- About this exercise -
Find every line below where the string "text" shows up, and copy those lines.

- Study material -

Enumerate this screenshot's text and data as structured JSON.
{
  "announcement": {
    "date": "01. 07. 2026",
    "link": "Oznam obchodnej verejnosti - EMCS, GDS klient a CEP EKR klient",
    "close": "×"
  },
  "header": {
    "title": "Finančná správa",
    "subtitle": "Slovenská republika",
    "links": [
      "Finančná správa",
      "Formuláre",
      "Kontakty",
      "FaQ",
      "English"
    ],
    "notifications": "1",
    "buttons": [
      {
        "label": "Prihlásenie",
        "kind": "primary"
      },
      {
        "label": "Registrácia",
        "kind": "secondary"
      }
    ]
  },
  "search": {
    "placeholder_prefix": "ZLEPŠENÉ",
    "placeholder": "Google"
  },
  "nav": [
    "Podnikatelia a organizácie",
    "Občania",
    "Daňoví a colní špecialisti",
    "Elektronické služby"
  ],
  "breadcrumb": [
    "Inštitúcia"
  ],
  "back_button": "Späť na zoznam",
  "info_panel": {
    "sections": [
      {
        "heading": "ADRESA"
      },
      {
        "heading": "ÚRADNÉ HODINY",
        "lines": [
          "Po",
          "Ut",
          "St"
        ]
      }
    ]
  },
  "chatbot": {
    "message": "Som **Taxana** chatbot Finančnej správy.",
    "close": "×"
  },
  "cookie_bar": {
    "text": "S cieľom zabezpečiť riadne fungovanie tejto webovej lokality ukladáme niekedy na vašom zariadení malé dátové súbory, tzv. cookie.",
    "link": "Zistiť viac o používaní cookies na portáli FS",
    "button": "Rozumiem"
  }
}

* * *

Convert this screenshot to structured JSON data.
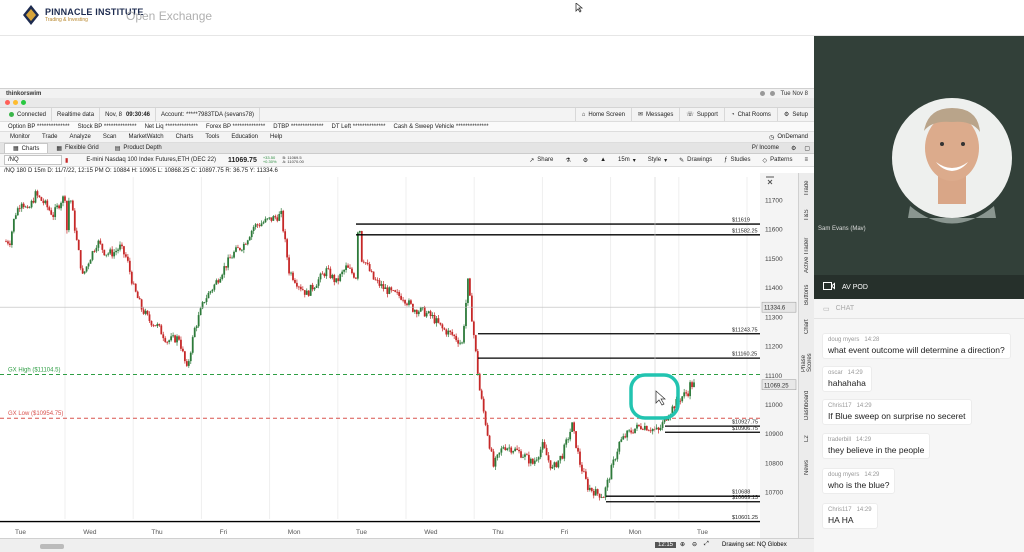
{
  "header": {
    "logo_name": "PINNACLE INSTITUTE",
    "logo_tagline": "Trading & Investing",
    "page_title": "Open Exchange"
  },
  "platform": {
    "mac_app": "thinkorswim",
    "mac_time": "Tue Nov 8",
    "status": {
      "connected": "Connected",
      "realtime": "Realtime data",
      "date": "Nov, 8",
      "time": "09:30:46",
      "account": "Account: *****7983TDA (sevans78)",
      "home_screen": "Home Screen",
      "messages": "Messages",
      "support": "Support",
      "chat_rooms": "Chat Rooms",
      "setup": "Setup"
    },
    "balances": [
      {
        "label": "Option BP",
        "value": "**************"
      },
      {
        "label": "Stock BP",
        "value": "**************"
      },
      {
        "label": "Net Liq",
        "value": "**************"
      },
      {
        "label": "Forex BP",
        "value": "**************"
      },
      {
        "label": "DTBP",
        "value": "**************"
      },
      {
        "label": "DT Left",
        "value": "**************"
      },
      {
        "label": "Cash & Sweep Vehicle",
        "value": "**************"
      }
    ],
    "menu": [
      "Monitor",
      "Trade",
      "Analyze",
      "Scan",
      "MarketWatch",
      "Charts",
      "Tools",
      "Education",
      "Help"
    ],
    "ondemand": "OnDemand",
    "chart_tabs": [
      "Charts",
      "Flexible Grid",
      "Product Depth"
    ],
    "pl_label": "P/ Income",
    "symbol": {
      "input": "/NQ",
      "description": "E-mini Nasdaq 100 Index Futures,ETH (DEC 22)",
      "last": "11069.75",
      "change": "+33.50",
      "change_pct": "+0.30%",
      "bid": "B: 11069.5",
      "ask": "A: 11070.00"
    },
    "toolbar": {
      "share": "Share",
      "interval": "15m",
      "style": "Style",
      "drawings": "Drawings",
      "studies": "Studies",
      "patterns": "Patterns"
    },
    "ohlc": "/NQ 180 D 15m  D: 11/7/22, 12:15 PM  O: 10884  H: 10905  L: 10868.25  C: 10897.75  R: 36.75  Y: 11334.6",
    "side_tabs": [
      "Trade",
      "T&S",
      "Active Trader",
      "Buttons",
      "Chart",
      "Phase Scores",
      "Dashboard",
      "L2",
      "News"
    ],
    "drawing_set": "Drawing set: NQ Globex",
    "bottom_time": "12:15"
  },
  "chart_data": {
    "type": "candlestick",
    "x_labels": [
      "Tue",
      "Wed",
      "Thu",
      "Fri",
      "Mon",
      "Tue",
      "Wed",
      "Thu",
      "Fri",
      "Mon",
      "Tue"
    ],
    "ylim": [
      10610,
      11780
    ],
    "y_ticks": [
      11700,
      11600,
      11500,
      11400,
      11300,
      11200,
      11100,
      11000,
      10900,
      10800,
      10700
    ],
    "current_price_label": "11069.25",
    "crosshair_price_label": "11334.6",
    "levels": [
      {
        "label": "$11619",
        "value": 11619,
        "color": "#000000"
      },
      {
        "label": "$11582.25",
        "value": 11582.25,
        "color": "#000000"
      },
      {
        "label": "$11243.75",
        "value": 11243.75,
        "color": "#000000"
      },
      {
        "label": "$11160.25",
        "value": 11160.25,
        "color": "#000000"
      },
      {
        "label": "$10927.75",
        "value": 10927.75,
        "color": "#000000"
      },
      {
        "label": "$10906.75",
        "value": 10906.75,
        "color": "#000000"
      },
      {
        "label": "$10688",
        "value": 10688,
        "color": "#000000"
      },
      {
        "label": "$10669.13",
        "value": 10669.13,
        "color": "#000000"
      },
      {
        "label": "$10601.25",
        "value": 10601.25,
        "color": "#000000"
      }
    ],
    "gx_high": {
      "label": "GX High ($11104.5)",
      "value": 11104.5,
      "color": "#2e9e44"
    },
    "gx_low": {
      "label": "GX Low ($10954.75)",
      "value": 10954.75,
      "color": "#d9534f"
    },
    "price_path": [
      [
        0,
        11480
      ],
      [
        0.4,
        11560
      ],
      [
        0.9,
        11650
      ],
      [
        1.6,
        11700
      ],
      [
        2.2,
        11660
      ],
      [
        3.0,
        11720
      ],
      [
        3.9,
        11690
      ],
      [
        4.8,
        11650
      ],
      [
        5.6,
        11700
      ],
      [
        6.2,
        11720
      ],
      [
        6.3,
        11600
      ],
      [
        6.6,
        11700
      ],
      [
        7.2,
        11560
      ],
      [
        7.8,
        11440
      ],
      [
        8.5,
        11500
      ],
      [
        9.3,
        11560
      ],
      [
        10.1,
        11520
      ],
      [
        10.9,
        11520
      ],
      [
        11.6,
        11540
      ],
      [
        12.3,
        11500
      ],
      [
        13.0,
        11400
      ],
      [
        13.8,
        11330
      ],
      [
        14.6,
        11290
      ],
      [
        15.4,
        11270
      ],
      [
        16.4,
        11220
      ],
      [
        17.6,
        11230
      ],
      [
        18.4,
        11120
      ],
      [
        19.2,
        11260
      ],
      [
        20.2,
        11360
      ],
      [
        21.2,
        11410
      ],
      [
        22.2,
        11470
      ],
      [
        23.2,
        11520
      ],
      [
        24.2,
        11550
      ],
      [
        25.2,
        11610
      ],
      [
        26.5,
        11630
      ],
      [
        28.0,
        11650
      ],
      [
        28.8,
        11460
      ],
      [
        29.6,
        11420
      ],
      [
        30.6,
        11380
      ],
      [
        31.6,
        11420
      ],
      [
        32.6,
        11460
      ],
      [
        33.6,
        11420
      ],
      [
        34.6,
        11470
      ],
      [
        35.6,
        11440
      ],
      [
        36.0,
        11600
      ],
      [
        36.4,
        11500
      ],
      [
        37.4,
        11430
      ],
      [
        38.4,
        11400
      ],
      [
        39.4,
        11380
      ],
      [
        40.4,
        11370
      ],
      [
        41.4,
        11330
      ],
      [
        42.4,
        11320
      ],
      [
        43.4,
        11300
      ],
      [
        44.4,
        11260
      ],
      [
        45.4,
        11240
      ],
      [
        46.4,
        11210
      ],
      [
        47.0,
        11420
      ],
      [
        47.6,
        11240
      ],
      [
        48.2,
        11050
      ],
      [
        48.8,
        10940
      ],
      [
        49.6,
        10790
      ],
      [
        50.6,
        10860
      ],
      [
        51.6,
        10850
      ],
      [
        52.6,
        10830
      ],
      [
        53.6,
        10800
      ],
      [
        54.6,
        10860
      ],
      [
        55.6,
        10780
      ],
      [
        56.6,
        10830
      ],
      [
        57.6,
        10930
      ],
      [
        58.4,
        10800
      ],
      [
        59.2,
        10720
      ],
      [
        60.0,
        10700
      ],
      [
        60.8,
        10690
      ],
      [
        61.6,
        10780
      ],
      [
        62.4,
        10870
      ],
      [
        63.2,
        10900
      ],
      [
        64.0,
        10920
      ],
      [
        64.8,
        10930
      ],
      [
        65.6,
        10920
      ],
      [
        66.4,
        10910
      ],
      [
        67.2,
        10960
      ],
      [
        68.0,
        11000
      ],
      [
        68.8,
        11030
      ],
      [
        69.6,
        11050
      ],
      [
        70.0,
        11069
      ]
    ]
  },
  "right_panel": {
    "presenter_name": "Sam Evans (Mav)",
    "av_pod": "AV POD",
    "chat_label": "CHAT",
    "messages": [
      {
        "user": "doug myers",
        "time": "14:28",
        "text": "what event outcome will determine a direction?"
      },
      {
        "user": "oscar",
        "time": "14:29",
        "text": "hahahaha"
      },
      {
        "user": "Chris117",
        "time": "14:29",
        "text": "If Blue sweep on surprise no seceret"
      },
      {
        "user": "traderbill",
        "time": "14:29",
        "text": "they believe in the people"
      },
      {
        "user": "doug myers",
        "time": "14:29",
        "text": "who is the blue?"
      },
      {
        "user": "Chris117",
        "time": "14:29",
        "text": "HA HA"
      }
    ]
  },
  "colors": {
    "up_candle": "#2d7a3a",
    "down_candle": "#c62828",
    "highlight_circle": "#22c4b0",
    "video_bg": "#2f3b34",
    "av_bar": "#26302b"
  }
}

- Solved exercise -
Enumerate this screenshot's text and data as structured JSON.
    "text": "S cieľom zabezpečiť riadne fungovanie tejto webovej lokality ukladáme niekedy na vašom zariadení malé dátové súbory, tzv. cookie.",
        "text": "what event outcome will determine a direction?"
        "text": "hahahaha"
        "text": "If Blue sweep on surprise no seceret"
        "text": "they believe in the people"
        "text": "who is the blue?"
        "text": "HA HA"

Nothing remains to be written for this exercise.